“Over the last 12 years more couples have been seeking MANS’ help,” said social activist Uday Chavan, who has received emergency calls from couples responding to MANS’ newspaper ads and social media. “But now with state sanction, we feel more confident about getting police support in providing safety and convincing resistant parents.”

The first three weeks after they elope are particularly critical for the couples. Not only are they most susceptible to violent attacks but they are often unsure of where to turn next.

“We never leave them alone during this time,” said Kanase. “I get them involved in kitchen and farm work, and counsel them on how to deal with police and family pressures.”

If a complaint is lodged against a couple at a police station, the volunteers trace the complaint and approach the district superintendent of police, who then contacts the family.


Amit, a low-caste Hindu, and Umaima, from an upwardly mobile Muslim family, eloped two years ago from a small village in Maharashtra where interfaith marriages are unheard of. “Even though our families knew each other, they were against our marriage,” said Amit. “When pressures became unbearable, we sought shelter in the safe house for eight days.”

In Pimpri, Kanase counseled the couple, provided guidance on how to manage social and familial pushbacks and prepared them for the challenges ahead of them.

Later, a meeting between the families was arranged at a police station in hopes of smoothing over the animosities.

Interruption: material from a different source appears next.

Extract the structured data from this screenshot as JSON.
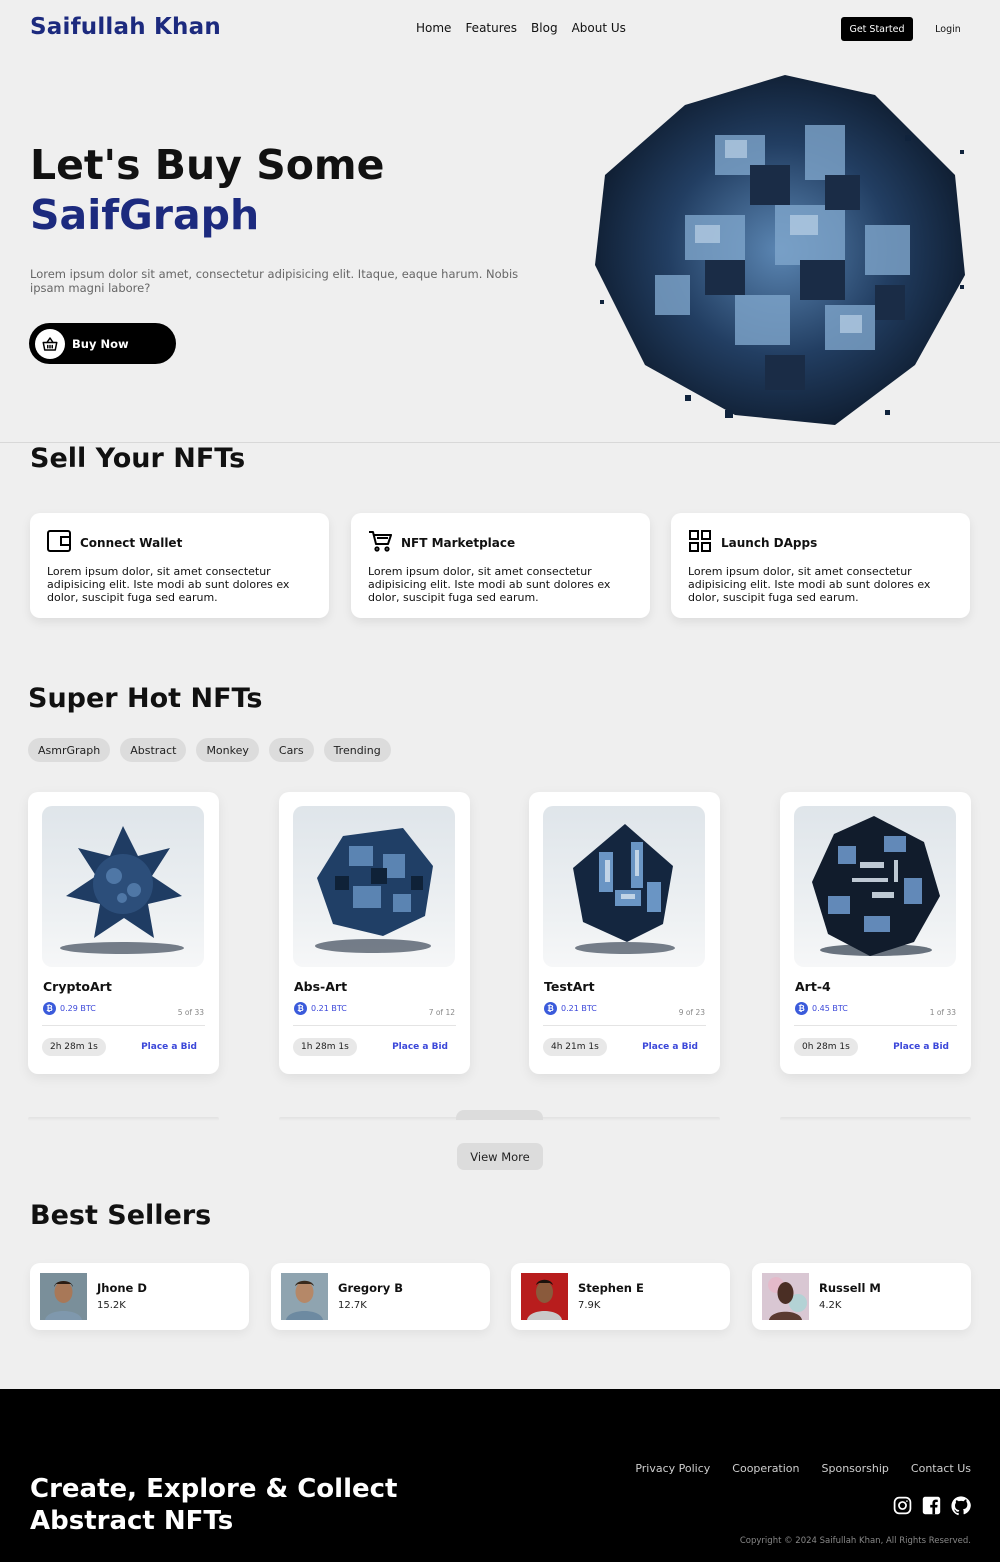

Umaima’s parents, however, refused to accept the marriage.

Inter-caste couple Rohit and Ashavari took refuge at the safe house run by activist Shankar Kanase in the Pimpri village of Maharashtra, India, June 4, 2024. (Photo by Priyadarshini Sen)

Intercaste couple Rohit, left, and his wife, Ashavari, took refuge at the safe house run in the Pimpri village of Maharashtra, India, June 4, 2024. (Photo by Priyadarshini Sen)

In many cases, couples are abandoned by their families and communities for years. Rohit, who’s from a marginalized Hindu tribe, fell in love with the petite Ashavari from a high-caste Hindu family at a law college in the Satara district of Maharashtra, only to realize that Ashavari’s upper-caste family would never accept him.

Early last year, they eloped, married at a temple in an adjacent city and pledged loyalties. “We don’t go out much and have been abandoned by friends and family because of our decision,” said Ashavari. “My family has even threatened to kill Rohit, but we’ll not cave.”


Sometimes interfaith couples take extreme steps out of loneliness and desperation. “Last year a Hindu-Muslim couple who likely did not have a proper support structure committed suicide in Satara district,” said Dabholkar. “We want to prevent such extreme incidents by working with the police.”

The Satara superintendent of police, Sameer Shaikh, said that police, along with state and local government officials, have taken the onus of protecting couples against all threats and persecutions, so that the civil society’s role becomes a more advisory one. But for now, the couples in Maharashtra rely on one place where they know they will be taken care of.

“This is our oasis in an unaccepting society,” said Nikita. “I may never fit into Abhijit’s family because they are politically and socially powerful, but our love will triumph over all odds.”

Donate to Support Independent Journalism!

Donate Now!